> [ABOUT THIS TASK] From the entries, copy out every line in which the word "view" is found.

Dataset rows describing interfaces:
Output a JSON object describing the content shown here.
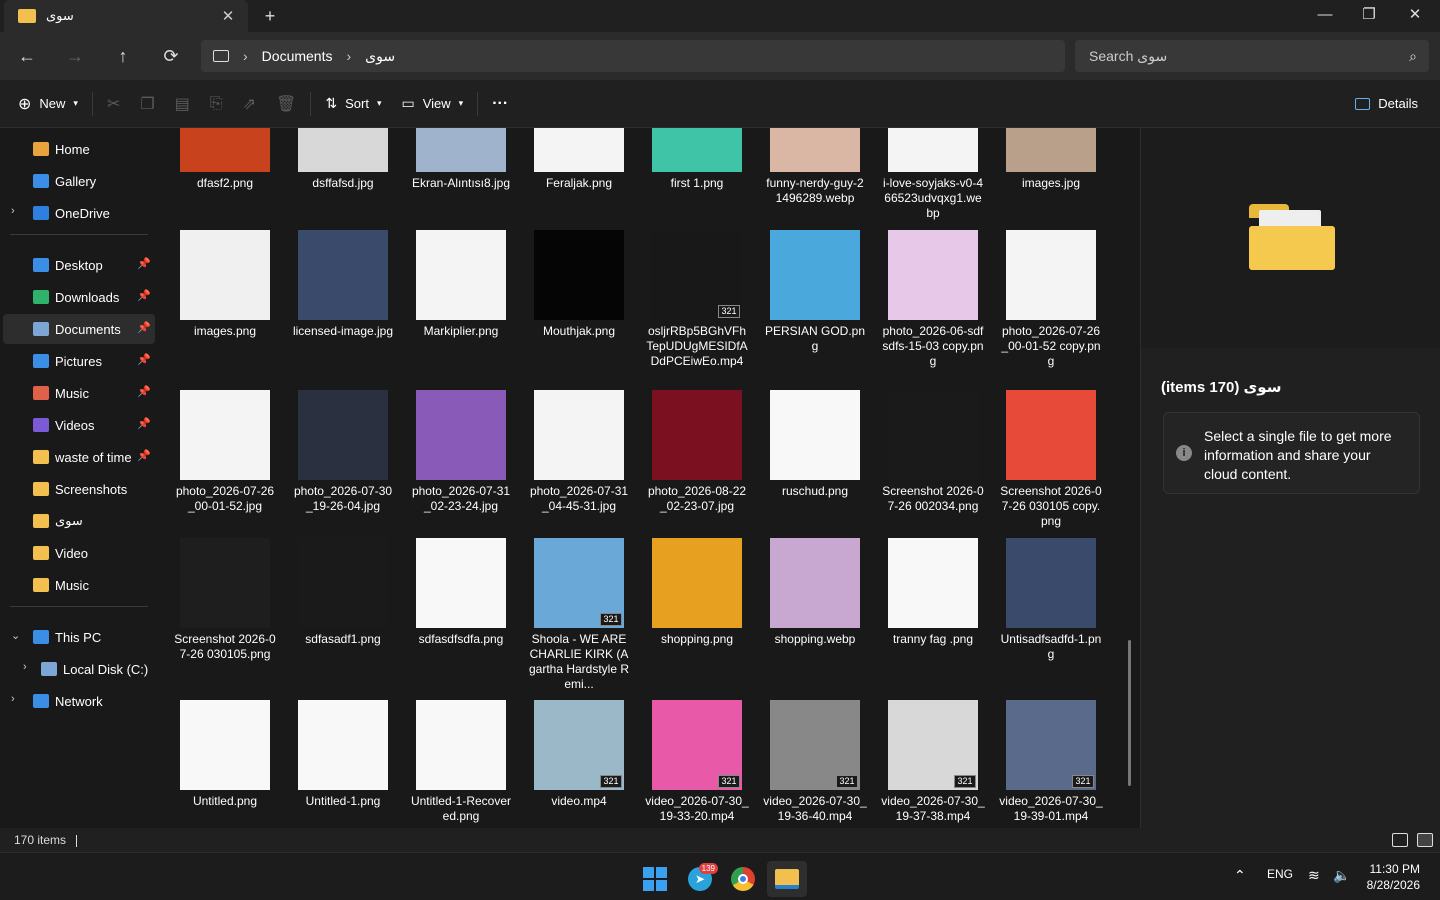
{
  "window": {
    "tab_title": "سوی",
    "new_tab": "+",
    "close_tab": "✕",
    "minimize": "—",
    "maximize": "❐",
    "close": "✕"
  },
  "nav": {
    "back": "←",
    "forward": "→",
    "up": "↑",
    "refresh": "⟳",
    "breadcrumb": [
      "Documents",
      "سوی"
    ],
    "search_placeholder": "Search سوی"
  },
  "commands": {
    "new": "New",
    "sort": "Sort",
    "view": "View",
    "more": "···",
    "details": "Details"
  },
  "sidebar": {
    "top": [
      {
        "label": "Home",
        "icon": "home-icon",
        "color": "#e8a33c"
      },
      {
        "label": "Gallery",
        "icon": "gallery-icon",
        "color": "#3a8ee6"
      },
      {
        "label": "OneDrive",
        "icon": "cloud-icon",
        "color": "#2f7fe0"
      }
    ],
    "pinned": [
      {
        "label": "Desktop",
        "icon": "desktop-icon",
        "color": "#3a8ee6",
        "pinned": true
      },
      {
        "label": "Downloads",
        "icon": "download-icon",
        "color": "#2fb36a",
        "pinned": true
      },
      {
        "label": "Documents",
        "icon": "documents-icon",
        "color": "#7da6d6",
        "pinned": true,
        "selected": true
      },
      {
        "label": "Pictures",
        "icon": "pictures-icon",
        "color": "#3a8ee6",
        "pinned": true
      },
      {
        "label": "Music",
        "icon": "music-icon",
        "color": "#e0614a",
        "pinned": true
      },
      {
        "label": "Videos",
        "icon": "videos-icon",
        "color": "#7a5ad6",
        "pinned": true
      },
      {
        "label": "waste of time",
        "icon": "folder-icon",
        "color": "#f2c04e",
        "pinned": true
      },
      {
        "label": "Screenshots",
        "icon": "folder-icon",
        "color": "#f2c04e",
        "pinned": false
      },
      {
        "label": "سوی",
        "icon": "folder-icon",
        "color": "#f2c04e",
        "pinned": false
      },
      {
        "label": "Video",
        "icon": "folder-icon",
        "color": "#f2c04e",
        "pinned": false
      },
      {
        "label": "Music",
        "icon": "folder-icon",
        "color": "#f2c04e",
        "pinned": false
      }
    ],
    "bottom": [
      {
        "label": "This PC",
        "icon": "pc-icon",
        "color": "#3a8ee6",
        "expanded": true
      },
      {
        "label": "Local Disk (C:)",
        "icon": "drive-icon",
        "color": "#7da6d6"
      },
      {
        "label": "Network",
        "icon": "network-icon",
        "color": "#3a8ee6"
      }
    ]
  },
  "files": [
    {
      "name": "dfasf2.png",
      "color": "#c8421e"
    },
    {
      "name": "dsffafsd.jpg",
      "color": "#d8d8d8"
    },
    {
      "name": "Ekran-Alıntısı8.jpg",
      "color": "#9fb4cc"
    },
    {
      "name": "Feraljak.png",
      "color": "#f4f4f4"
    },
    {
      "name": "first 1.png",
      "color": "#3fc4a8"
    },
    {
      "name": "funny-nerdy-guy-21496289.webp",
      "color": "#d9b7a4"
    },
    {
      "name": "i-love-soyjaks-v0-466523udvqxg1.webp",
      "color": "#f4f4f4"
    },
    {
      "name": "images.jpg",
      "color": "#b8a08a"
    },
    {
      "name": "images.png",
      "color": "#f0f0f0"
    },
    {
      "name": "licensed-image.jpg",
      "color": "#3a4a6a"
    },
    {
      "name": "Markiplier.png",
      "color": "#f4f4f4"
    },
    {
      "name": "Mouthjak.png",
      "color": "#050505"
    },
    {
      "name": "osljrRBp5BGhVFhTepUDUgMESIDfADdPCEiwEo.mp4",
      "color": "#181818",
      "video": true
    },
    {
      "name": "PERSIAN GOD.png",
      "color": "#4aa8dc"
    },
    {
      "name": "photo_2026-06-sdfsdfs-15-03 copy.png",
      "color": "#e8c8e8"
    },
    {
      "name": "photo_2026-07-26_00-01-52 copy.png",
      "color": "#f4f4f4"
    },
    {
      "name": "photo_2026-07-26_00-01-52.jpg",
      "color": "#f4f4f4"
    },
    {
      "name": "photo_2026-07-30_19-26-04.jpg",
      "color": "#2a3040"
    },
    {
      "name": "photo_2026-07-31_02-23-24.jpg",
      "color": "#8a5ab8"
    },
    {
      "name": "photo_2026-07-31_04-45-31.jpg",
      "color": "#f4f4f4"
    },
    {
      "name": "photo_2026-08-22_02-23-07.jpg",
      "color": "#7a1020"
    },
    {
      "name": "ruschud.png",
      "color": "#f8f8f8"
    },
    {
      "name": "Screenshot 2026-07-26 002034.png",
      "color": "#1a1a1a"
    },
    {
      "name": "Screenshot 2026-07-26 030105 copy.png",
      "color": "#e84a3a"
    },
    {
      "name": "Screenshot 2026-07-26 030105.png",
      "color": "#1e1e1e"
    },
    {
      "name": "sdfasadf1.png",
      "color": "#1a1a1a"
    },
    {
      "name": "sdfasdfsdfa.png",
      "color": "#f8f8f8"
    },
    {
      "name": "Shoola - WE ARE CHARLIE KIRK (Agartha Hardstyle Remi...",
      "color": "#6aa8d8",
      "video": true
    },
    {
      "name": "shopping.png",
      "color": "#e8a020"
    },
    {
      "name": "shopping.webp",
      "color": "#c8a8d0"
    },
    {
      "name": "tranny fag .png",
      "color": "#f8f8f8"
    },
    {
      "name": "Untisadfsadfd-1.png",
      "color": "#3a4a6a"
    },
    {
      "name": "Untitled.png",
      "color": "#f8f8f8"
    },
    {
      "name": "Untitled-1.png",
      "color": "#f8f8f8"
    },
    {
      "name": "Untitled-1-Recovered.png",
      "color": "#f8f8f8"
    },
    {
      "name": "video.mp4",
      "color": "#9ab8c8",
      "video": true
    },
    {
      "name": "video_2026-07-30_19-33-20.mp4",
      "color": "#e85aa8",
      "video": true
    },
    {
      "name": "video_2026-07-30_19-36-40.mp4",
      "color": "#888888",
      "video": true
    },
    {
      "name": "video_2026-07-30_19-37-38.mp4",
      "color": "#d8d8d8",
      "video": true
    },
    {
      "name": "video_2026-07-30_19-39-01.mp4",
      "color": "#5a6a8a",
      "video": true
    }
  ],
  "details_pane": {
    "title": "سوی (170 items)",
    "info_text": "Select a single file to get more information and share your cloud content."
  },
  "status": {
    "count": "170 items"
  },
  "taskbar": {
    "telegram_badge": "139",
    "lang": "ENG",
    "time": "11:30 PM",
    "date": "8/28/2026"
  },
  "video_badge": "321"
}
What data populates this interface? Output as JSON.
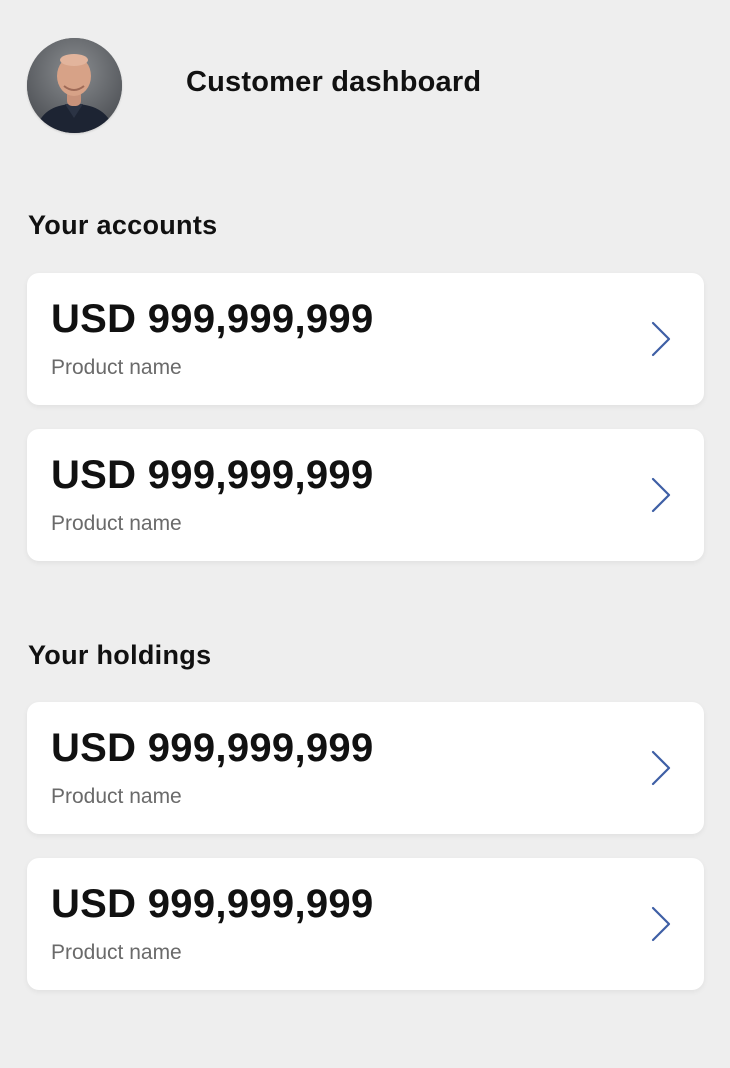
{
  "header": {
    "title": "Customer dashboard",
    "avatar_icon": "user-avatar-photo"
  },
  "accounts": {
    "title": "Your accounts",
    "items": [
      {
        "amount": "USD 999,999,999",
        "product": "Product name",
        "icon": "chevron-right-icon"
      },
      {
        "amount": "USD 999,999,999",
        "product": "Product name",
        "icon": "chevron-right-icon"
      }
    ]
  },
  "holdings": {
    "title": "Your holdings",
    "items": [
      {
        "amount": "USD 999,999,999",
        "product": "Product name",
        "icon": "chevron-right-icon"
      },
      {
        "amount": "USD 999,999,999",
        "product": "Product name",
        "icon": "chevron-right-icon"
      }
    ]
  },
  "colors": {
    "background": "#eeeeee",
    "card": "#ffffff",
    "text": "#111111",
    "muted_text": "#6a6a6a",
    "chevron": "#3e5fa5"
  }
}
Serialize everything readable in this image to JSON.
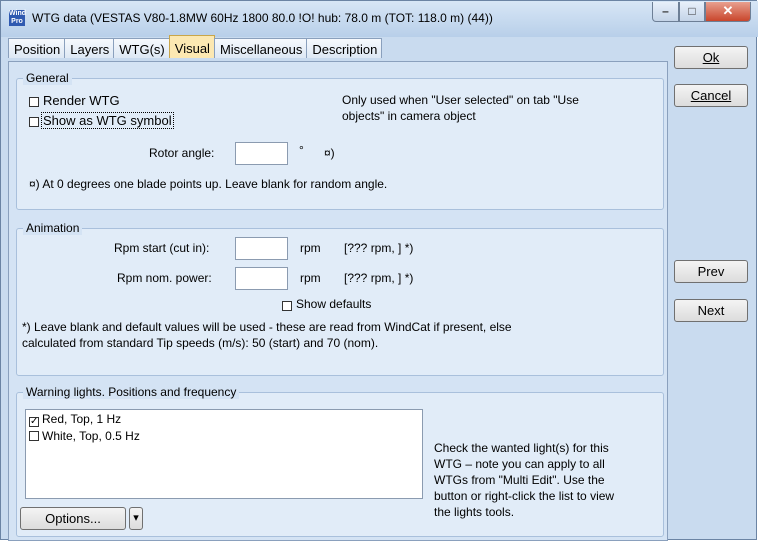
{
  "window": {
    "title": "WTG data   (VESTAS V80-1.8MW  60Hz 1800 80.0 !O! hub: 78.0 m (TOT: 118.0 m) (44))",
    "icon_text": "Wind Pro",
    "min_glyph": "–",
    "max_glyph": "□",
    "close_glyph": "✕"
  },
  "tabs": [
    {
      "label": "Position",
      "active": false
    },
    {
      "label": "Layers",
      "active": false
    },
    {
      "label": "WTG(s)",
      "active": false
    },
    {
      "label": "Visual",
      "active": true
    },
    {
      "label": "Miscellaneous",
      "active": false
    },
    {
      "label": "Description",
      "active": false
    }
  ],
  "general": {
    "legend": "General",
    "render_wtg": {
      "label": "Render WTG",
      "checked": false
    },
    "show_symbol": {
      "label": "Show as WTG symbol",
      "checked": false
    },
    "note_line1": "Only used when \"User selected\" on tab \"Use",
    "note_line2": "objects\" in camera object",
    "rotor_label": "Rotor angle:",
    "rotor_value": "",
    "rotor_unit": "°",
    "rotor_mark": "¤)",
    "rotor_footnote": "¤) At 0 degrees one blade points up. Leave blank for random angle."
  },
  "animation": {
    "legend": "Animation",
    "rpm_start_label": "Rpm start (cut in):",
    "rpm_start_value": "",
    "rpm_start_unit": "rpm",
    "rpm_start_hint": "[??? rpm, ] *)",
    "rpm_nom_label": "Rpm nom. power:",
    "rpm_nom_value": "",
    "rpm_nom_unit": "rpm",
    "rpm_nom_hint": "[??? rpm, ] *)",
    "show_defaults": {
      "label": "Show defaults",
      "checked": false
    },
    "footnote_line1": "*) Leave blank and default values will be used - these are read from WindCat if present, else",
    "footnote_line2": "calculated from standard Tip speeds (m/s): 50 (start) and 70 (nom)."
  },
  "warning": {
    "legend": "Warning lights. Positions and frequency",
    "items": [
      {
        "label": "Red, Top, 1 Hz",
        "checked": true
      },
      {
        "label": "White, Top, 0.5 Hz",
        "checked": false
      }
    ],
    "help_lines": [
      "Check the wanted light(s) for this",
      "WTG – note you can apply to all",
      "WTGs from \"Multi Edit\". Use the",
      "button or right-click the list to view",
      "the lights tools."
    ],
    "options_label": "Options...",
    "dropdown_glyph": "▾"
  },
  "buttons": {
    "ok_label": "Ok",
    "cancel_label": "Cancel",
    "prev_label": "Prev",
    "next_label": "Next"
  }
}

> [SOLUTION]
    "view": "View",
      "button or right-click the list to view",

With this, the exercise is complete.